(EXTRACTED MATERIAL)
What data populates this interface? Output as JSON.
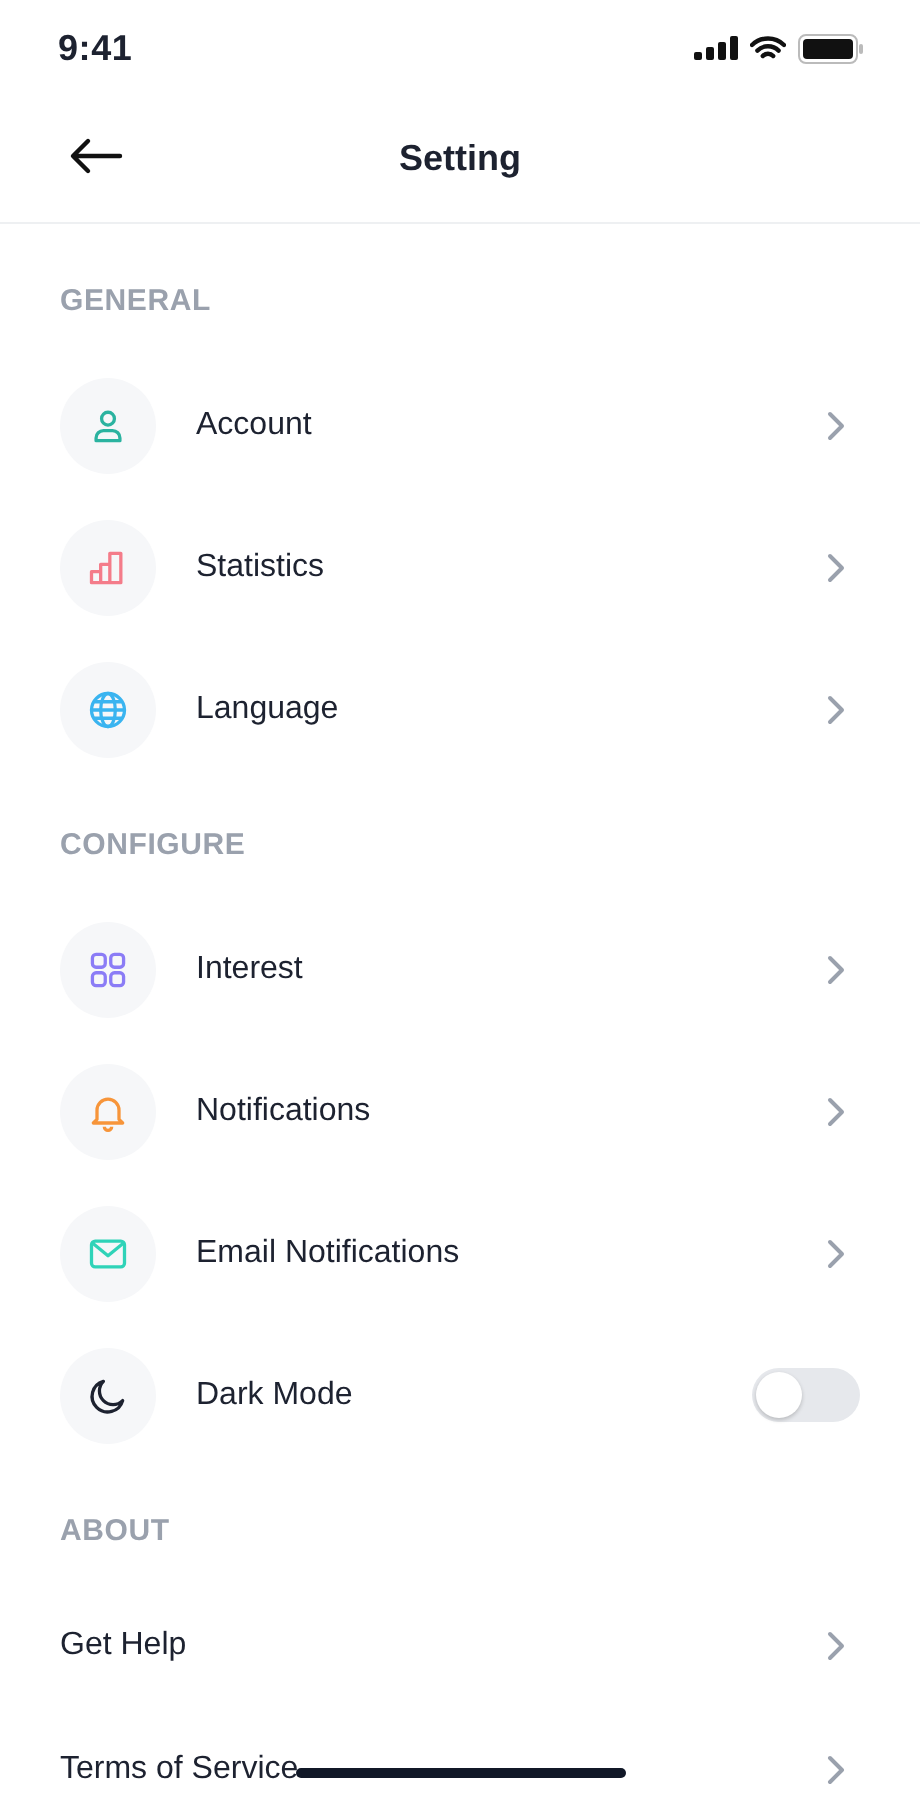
{
  "status_bar": {
    "time": "9:41"
  },
  "header": {
    "title": "Setting"
  },
  "sections": [
    {
      "title": "GENERAL",
      "items": [
        {
          "kind": "link",
          "label": "Account"
        },
        {
          "kind": "link",
          "label": "Statistics"
        },
        {
          "kind": "link",
          "label": "Language"
        }
      ]
    },
    {
      "title": "CONFIGURE",
      "items": [
        {
          "kind": "link",
          "label": "Interest"
        },
        {
          "kind": "link",
          "label": "Notifications"
        },
        {
          "kind": "link",
          "label": "Email Notifications"
        },
        {
          "kind": "toggle",
          "label": "Dark Mode",
          "on": false
        }
      ]
    },
    {
      "title": "ABOUT",
      "items": [
        {
          "kind": "plain",
          "label": "Get Help"
        },
        {
          "kind": "plain",
          "label": "Terms of Service"
        }
      ]
    }
  ]
}
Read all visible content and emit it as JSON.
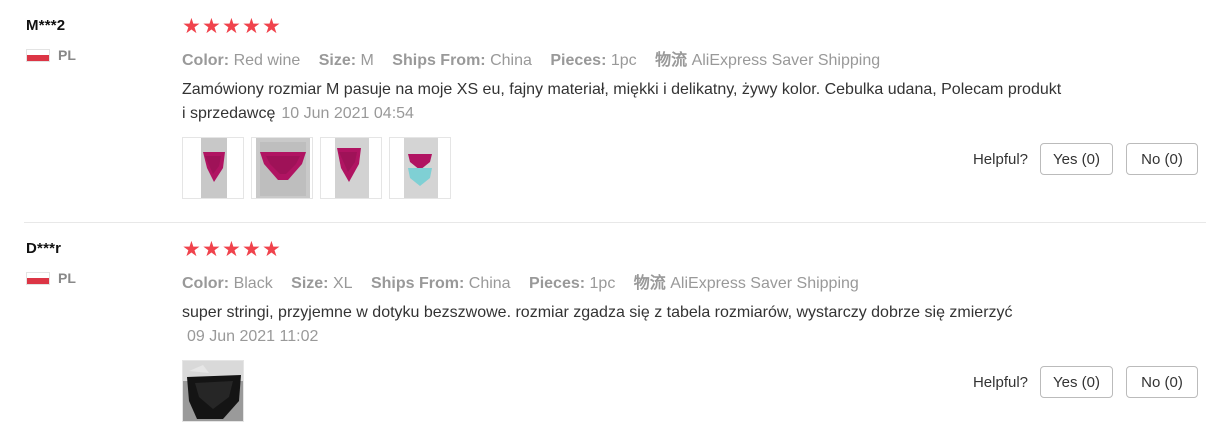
{
  "reviews": [
    {
      "user": "M***2",
      "country": "PL",
      "rating": 5,
      "attributes": [
        {
          "key": "Color:",
          "value": "Red wine"
        },
        {
          "key": "Size:",
          "value": "M"
        },
        {
          "key": "Ships From:",
          "value": "China"
        },
        {
          "key": "Pieces:",
          "value": "1pc"
        },
        {
          "key": "物流",
          "value": "AliExpress Saver Shipping"
        }
      ],
      "text": "Zamówiony rozmiar M pasuje na moje XS eu, fajny materiał, miękki i delikatny, żywy kolor. Cebulka udana, Polecam produkt i sprzedawcę",
      "date": "10 Jun 2021 04:54",
      "images": [
        "red-panties-photo-1",
        "red-panties-photo-2",
        "red-panties-photo-3",
        "red-and-blue-panties-photo"
      ],
      "helpful_label": "Helpful?",
      "yes_label": "Yes (0)",
      "no_label": "No (0)"
    },
    {
      "user": "D***r",
      "country": "PL",
      "rating": 5,
      "attributes": [
        {
          "key": "Color:",
          "value": "Black"
        },
        {
          "key": "Size:",
          "value": "XL"
        },
        {
          "key": "Ships From:",
          "value": "China"
        },
        {
          "key": "Pieces:",
          "value": "1pc"
        },
        {
          "key": "物流",
          "value": "AliExpress Saver Shipping"
        }
      ],
      "text": "super stringi, przyjemne w dotyku bezszwowe. rozmiar zgadza się z tabela rozmiarów, wystarczy dobrze się zmierzyć",
      "date": "09 Jun 2021 11:02",
      "images": [
        "black-panties-photo"
      ],
      "helpful_label": "Helpful?",
      "yes_label": "Yes (0)",
      "no_label": "No (0)"
    }
  ],
  "colors": {
    "star": "#f0434c",
    "flag_red": "#dc3545",
    "muted_text": "#999999"
  }
}
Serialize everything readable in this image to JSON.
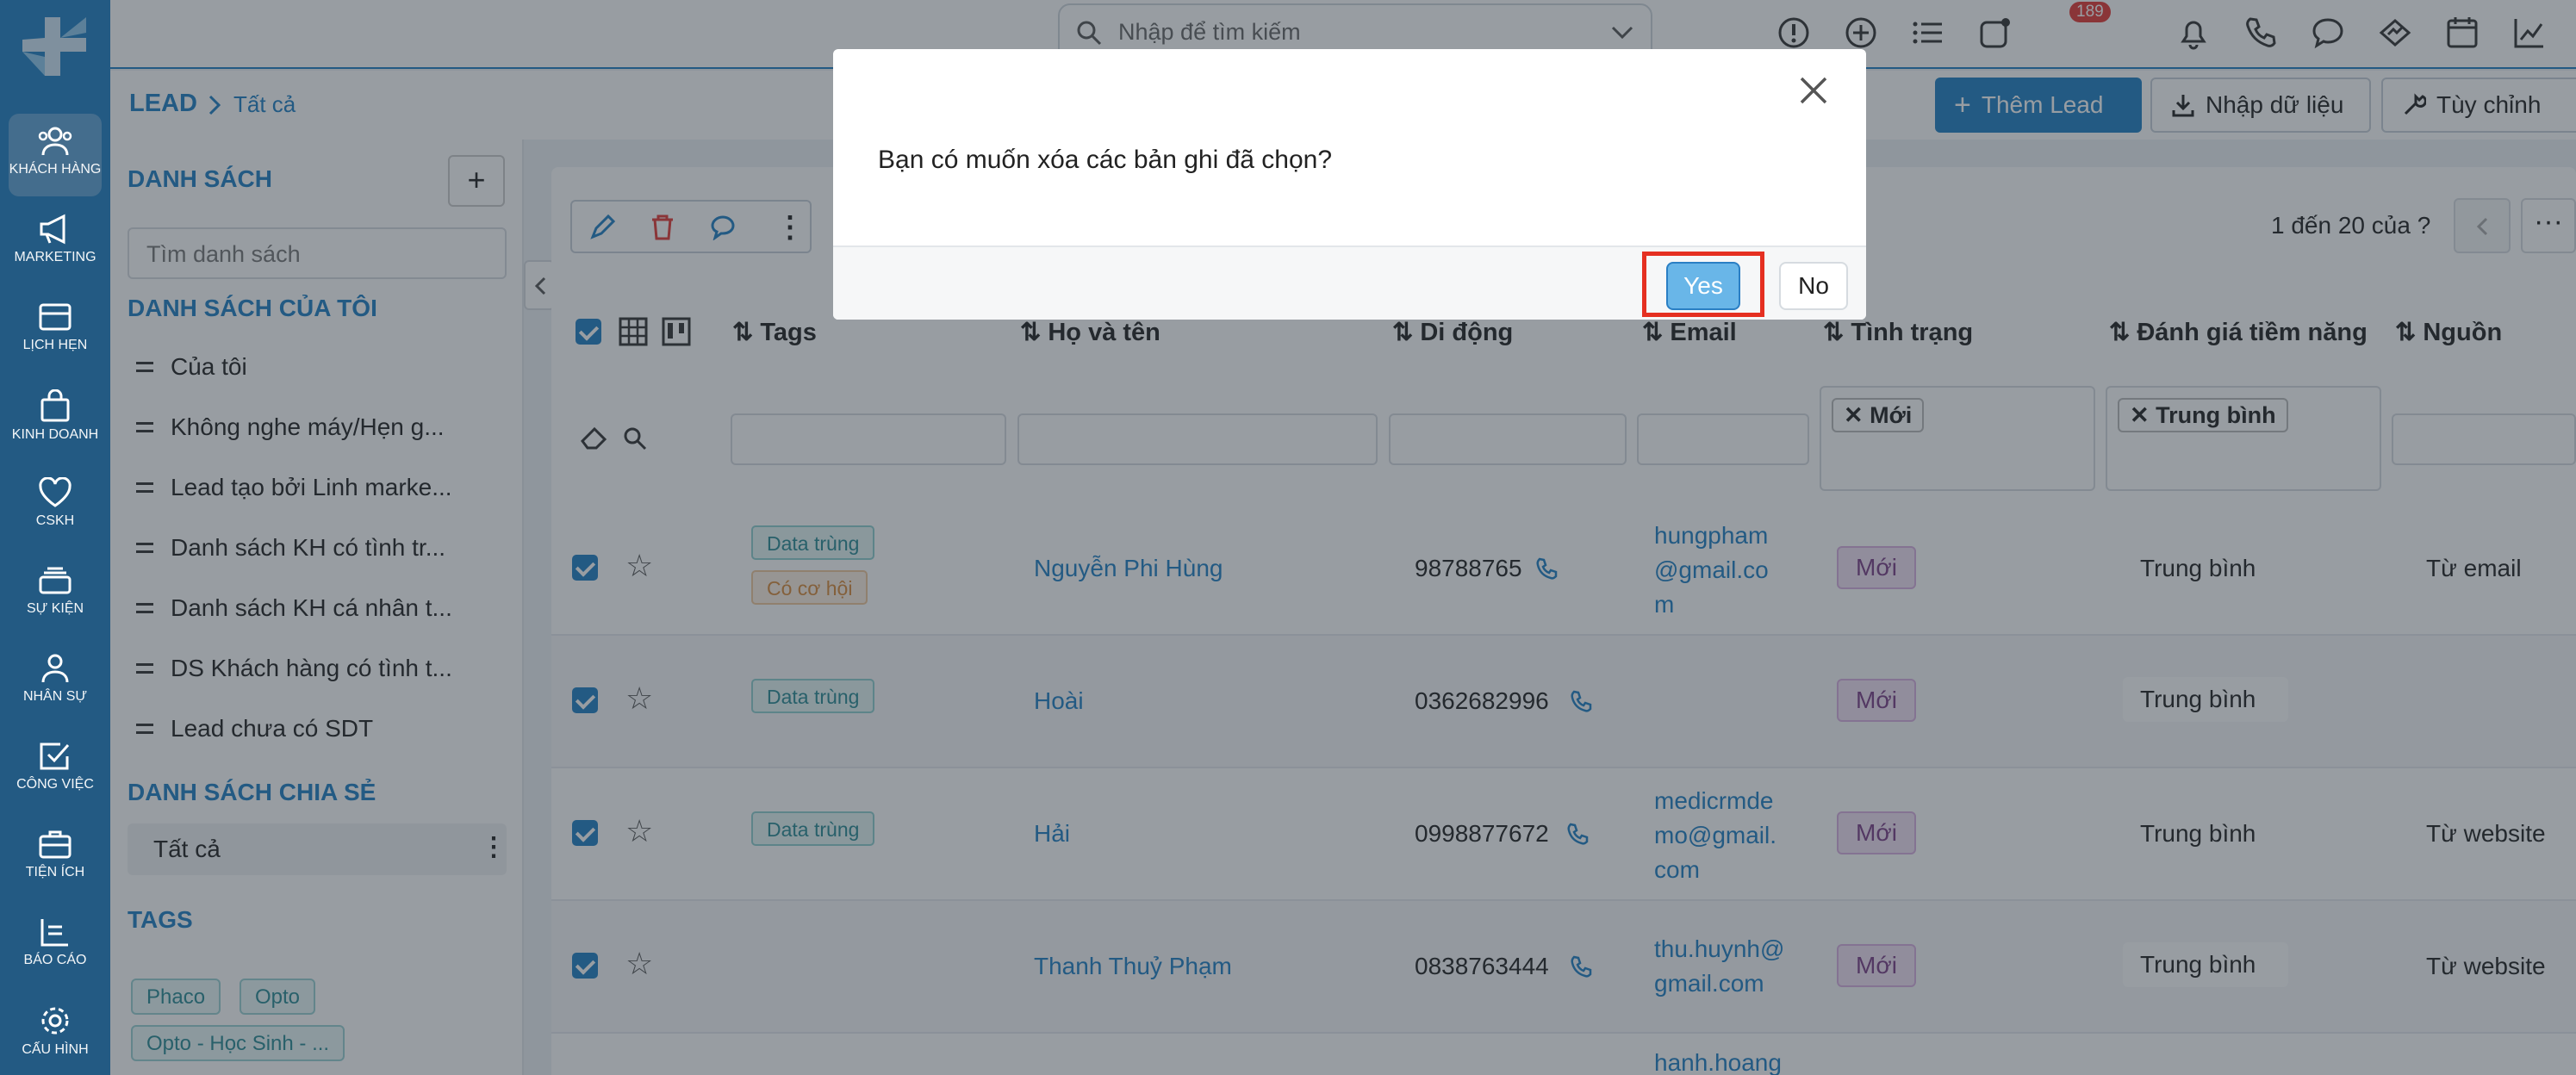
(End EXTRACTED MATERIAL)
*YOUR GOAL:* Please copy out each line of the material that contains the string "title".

*WRITTEN ANSWER:*
    "title": "Setting"
      "title": "GENERAL",
      "title": "CONFIGURE",
      "title": "ABOUT",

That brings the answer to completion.